[Opening ENTRIES SHOWN section]
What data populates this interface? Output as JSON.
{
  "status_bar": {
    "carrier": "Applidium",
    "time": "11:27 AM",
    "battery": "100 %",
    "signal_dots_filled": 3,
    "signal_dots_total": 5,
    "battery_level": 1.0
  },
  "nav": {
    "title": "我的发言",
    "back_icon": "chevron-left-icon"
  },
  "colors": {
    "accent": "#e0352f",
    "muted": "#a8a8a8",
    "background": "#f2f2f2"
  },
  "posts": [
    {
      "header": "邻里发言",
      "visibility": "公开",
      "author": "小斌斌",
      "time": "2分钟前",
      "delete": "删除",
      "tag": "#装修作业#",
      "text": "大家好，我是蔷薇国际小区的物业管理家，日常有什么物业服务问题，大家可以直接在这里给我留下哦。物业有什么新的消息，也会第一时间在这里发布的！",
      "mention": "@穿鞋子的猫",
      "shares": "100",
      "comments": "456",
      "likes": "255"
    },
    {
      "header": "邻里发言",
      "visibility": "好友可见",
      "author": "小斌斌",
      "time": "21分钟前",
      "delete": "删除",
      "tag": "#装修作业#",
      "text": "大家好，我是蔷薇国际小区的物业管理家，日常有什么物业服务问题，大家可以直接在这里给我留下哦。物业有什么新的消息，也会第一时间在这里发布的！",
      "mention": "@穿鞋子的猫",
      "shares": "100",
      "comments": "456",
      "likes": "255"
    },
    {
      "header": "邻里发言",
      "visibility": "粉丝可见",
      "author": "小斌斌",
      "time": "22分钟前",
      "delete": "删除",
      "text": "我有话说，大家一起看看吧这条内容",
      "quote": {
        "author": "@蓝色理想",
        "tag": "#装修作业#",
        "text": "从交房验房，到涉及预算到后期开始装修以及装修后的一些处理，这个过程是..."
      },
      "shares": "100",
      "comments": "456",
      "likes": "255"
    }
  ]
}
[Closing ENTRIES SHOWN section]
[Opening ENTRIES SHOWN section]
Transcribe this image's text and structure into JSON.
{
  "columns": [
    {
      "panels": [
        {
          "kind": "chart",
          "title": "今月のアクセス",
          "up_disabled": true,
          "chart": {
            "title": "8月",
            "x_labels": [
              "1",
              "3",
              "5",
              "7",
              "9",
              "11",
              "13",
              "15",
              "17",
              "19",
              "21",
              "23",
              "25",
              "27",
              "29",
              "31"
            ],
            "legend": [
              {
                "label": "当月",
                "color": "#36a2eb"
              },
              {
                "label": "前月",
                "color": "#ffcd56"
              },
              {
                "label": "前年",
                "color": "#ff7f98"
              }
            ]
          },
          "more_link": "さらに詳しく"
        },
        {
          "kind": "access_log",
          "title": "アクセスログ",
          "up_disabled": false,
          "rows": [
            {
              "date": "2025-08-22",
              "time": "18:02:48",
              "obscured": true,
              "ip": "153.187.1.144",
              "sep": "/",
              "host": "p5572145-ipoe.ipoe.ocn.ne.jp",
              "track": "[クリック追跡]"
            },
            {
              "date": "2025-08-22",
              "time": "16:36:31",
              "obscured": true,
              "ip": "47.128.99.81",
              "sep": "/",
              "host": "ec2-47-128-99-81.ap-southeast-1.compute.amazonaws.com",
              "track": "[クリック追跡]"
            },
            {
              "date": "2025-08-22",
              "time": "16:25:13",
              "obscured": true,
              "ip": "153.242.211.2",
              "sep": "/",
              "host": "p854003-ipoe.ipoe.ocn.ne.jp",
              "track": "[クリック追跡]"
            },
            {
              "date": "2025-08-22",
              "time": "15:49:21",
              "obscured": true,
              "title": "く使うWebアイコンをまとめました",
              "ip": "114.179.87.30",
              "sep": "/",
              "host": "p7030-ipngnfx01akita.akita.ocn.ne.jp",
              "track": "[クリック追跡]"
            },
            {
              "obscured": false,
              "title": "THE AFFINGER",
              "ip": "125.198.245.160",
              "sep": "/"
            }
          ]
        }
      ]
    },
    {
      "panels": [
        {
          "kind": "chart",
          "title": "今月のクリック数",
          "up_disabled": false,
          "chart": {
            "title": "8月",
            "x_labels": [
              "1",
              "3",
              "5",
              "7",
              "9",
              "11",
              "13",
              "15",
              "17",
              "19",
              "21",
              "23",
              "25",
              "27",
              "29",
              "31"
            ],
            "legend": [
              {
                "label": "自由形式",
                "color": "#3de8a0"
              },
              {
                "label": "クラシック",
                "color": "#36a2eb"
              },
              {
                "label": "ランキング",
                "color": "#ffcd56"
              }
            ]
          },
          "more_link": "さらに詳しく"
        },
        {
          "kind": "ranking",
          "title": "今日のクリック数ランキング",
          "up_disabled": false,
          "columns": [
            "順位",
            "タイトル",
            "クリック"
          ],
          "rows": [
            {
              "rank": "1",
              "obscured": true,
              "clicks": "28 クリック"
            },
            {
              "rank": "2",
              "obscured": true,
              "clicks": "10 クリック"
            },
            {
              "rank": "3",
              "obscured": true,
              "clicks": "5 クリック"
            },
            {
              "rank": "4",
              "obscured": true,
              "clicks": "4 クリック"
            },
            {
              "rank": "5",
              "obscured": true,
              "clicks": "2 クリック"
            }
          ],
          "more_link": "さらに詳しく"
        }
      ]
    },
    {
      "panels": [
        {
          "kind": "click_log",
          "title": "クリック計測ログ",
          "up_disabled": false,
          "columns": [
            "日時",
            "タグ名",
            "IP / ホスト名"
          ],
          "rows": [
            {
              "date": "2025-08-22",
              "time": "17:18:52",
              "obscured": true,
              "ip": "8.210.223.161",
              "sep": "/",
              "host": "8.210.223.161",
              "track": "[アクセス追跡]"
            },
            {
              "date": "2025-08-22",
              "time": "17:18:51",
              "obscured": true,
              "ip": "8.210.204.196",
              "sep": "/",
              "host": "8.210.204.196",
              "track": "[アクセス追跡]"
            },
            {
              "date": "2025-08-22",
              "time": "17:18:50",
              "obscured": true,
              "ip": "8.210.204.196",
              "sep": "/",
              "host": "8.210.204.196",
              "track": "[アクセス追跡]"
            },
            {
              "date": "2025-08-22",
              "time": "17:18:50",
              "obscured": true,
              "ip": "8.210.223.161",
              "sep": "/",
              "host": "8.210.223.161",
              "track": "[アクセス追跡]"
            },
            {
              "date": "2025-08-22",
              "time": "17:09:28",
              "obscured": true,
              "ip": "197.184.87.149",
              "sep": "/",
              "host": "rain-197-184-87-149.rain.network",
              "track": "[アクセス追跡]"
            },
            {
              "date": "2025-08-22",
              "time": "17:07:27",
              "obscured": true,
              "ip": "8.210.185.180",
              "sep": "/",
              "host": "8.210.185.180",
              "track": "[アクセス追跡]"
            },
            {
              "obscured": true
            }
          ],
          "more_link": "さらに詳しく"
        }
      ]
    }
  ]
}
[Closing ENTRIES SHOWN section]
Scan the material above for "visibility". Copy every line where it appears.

§ RESULT
      "visibility": "公开",
      "visibility": "好友可见",
      "visibility": "粉丝可见",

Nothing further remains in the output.